The study, which traces the causes of high number of deaths in the country, says tobacco consumption is one of the major reasons. In India, 42 per cent men (84,000) and 18.3 per cent women (35,700) died of tobacco-related cancer in 2010, finds the study.
“This study redefines the fact that tobacco use causes not only most number of cancers in India, but it is also the reason behind high cancer mortality,” says Gupta, who is one of the authors of the paper. He adds that one-third of all cancer deaths in India can be prevented by eliminating the use of tobacco.
Rural Indians are more given to bidi smoking and tobacco chewing. Their cancers are diagnosed at a later stage and they have fewer cancer treatment facilities available to them, notes the study.
Another important finding in the study is the mortality caused by stomach cancer. It killed 25,200 men and 27,500 women in India in 2010. “This fact was not so well realised earlier,” says Gupta. “There have been several studies globally that strongly connect stomach cancer to smoking.
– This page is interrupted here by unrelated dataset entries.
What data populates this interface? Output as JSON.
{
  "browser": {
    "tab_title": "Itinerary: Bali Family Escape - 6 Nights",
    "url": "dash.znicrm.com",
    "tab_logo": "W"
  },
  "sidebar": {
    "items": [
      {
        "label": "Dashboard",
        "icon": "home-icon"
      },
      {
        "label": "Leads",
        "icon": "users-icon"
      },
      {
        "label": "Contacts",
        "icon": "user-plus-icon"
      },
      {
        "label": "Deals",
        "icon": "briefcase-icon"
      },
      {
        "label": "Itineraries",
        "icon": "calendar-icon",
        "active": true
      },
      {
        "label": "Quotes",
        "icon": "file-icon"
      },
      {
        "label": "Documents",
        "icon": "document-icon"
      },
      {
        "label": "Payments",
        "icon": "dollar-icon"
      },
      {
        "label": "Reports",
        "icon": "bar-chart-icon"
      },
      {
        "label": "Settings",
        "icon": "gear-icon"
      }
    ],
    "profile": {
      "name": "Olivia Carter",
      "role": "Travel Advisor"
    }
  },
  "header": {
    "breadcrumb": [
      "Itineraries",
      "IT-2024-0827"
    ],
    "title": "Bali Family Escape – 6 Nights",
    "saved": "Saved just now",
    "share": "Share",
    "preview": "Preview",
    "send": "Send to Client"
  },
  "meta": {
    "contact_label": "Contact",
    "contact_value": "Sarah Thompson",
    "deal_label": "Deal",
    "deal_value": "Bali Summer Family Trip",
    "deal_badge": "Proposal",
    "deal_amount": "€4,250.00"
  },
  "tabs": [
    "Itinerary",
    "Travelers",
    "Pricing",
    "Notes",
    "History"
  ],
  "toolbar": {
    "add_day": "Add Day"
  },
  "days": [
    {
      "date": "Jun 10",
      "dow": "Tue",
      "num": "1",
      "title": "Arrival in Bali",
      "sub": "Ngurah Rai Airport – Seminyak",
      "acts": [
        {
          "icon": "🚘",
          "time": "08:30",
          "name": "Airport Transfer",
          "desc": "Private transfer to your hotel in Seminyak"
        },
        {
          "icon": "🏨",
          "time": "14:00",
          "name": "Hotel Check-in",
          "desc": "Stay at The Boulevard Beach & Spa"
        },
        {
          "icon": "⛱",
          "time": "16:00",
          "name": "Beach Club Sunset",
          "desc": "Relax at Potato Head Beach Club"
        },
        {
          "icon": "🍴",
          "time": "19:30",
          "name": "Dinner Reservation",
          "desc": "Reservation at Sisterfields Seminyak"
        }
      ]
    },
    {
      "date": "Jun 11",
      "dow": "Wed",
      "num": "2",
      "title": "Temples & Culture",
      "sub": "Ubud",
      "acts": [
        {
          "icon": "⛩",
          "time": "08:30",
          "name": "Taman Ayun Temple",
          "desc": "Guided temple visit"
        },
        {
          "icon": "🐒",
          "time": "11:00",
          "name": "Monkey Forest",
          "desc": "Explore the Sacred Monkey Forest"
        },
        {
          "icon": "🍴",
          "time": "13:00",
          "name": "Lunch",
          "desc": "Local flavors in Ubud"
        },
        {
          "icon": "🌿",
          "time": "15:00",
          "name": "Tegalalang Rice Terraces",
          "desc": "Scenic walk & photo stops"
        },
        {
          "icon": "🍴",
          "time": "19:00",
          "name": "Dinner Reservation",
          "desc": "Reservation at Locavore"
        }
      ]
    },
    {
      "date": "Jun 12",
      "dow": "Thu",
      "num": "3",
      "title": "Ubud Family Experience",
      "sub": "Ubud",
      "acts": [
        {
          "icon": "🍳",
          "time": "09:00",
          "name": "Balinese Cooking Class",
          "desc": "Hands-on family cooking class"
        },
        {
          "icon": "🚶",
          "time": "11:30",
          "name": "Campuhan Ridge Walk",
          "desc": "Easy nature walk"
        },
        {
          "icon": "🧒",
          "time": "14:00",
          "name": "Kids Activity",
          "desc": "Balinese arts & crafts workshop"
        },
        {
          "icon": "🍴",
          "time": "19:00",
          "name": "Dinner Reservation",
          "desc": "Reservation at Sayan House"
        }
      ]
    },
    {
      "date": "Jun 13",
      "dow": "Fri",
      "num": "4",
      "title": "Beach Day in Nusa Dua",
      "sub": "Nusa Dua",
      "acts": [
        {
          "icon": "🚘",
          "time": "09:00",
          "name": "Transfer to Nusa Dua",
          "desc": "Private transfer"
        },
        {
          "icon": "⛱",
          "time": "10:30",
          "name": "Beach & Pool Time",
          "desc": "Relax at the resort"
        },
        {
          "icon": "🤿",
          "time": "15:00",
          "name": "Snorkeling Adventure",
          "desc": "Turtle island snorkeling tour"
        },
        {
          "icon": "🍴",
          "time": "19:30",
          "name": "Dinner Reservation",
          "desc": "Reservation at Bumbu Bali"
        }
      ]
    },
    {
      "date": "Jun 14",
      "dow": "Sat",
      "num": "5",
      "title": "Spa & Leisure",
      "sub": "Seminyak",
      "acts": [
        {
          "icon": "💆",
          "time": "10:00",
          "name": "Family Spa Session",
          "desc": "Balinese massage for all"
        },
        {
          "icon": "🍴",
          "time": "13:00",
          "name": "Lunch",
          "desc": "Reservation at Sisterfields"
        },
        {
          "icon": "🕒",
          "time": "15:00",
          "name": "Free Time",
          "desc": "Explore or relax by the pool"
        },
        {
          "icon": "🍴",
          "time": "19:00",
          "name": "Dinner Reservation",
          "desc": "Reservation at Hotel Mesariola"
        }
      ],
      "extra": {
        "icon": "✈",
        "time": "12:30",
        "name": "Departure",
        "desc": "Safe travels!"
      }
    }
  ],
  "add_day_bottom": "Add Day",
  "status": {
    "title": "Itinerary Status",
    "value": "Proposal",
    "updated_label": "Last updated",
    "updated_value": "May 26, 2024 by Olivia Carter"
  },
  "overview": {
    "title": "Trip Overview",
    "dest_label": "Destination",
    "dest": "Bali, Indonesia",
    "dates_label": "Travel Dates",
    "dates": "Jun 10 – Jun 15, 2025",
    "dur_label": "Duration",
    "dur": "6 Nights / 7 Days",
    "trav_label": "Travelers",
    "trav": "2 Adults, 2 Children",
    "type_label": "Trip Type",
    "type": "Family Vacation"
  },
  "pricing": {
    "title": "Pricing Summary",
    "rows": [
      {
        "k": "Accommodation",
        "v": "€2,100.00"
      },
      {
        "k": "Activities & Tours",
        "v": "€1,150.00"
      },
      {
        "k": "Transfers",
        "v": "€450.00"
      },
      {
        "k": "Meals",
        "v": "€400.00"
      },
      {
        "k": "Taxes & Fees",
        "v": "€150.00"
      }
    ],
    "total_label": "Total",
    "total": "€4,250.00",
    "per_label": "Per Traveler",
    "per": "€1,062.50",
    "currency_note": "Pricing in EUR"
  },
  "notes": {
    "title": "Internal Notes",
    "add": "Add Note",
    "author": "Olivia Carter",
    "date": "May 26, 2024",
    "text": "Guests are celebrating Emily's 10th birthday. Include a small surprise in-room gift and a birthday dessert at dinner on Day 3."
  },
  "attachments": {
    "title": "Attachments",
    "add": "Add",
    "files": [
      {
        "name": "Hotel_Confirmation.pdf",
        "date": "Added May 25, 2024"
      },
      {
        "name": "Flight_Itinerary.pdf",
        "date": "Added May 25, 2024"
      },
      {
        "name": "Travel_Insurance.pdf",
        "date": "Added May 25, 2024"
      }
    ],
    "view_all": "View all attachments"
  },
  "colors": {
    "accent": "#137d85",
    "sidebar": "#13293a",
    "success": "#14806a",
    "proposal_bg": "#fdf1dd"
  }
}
In India, studies have shown such a link to chewing tobacco also.”
The study recommends that tobacco control is a priority for cancer prevention and the taxes on tobacco products must be increased.
“India has the highest number of oral cancers in the world with 75,000 to 80,000 new cases every year. Gutka and other forms of chewing tobacco sold in small pouches across the country are a serious health hazard as they are targeted at the youth and children. The government should ban gutka under the Food Safety and Standard Authority of India rules that came in effect on August 2011,” says Bhavna Mukhopadhyay, executive director, Voluntary Health Association of India, a non-profit.
The study also states that the cancer death rate in India is 40 per cent lower for men and 30 per cent lower for women as compared to the cancer death rates in the US and the UK. However cancer deaths are expected to increase, particularly with age-specific exposure to tobacco smoking. Many cancer deaths before the age of 70 are avoidable, most notably through prevention of cervical, liver and tobacco-related cancers, and with early diagnosis of oral, cervical and breast cancers that enable effective treatment," conclude the authors.
The funding for the study came from the Bill & Melinda Gates Foundation and US National Institutes of Health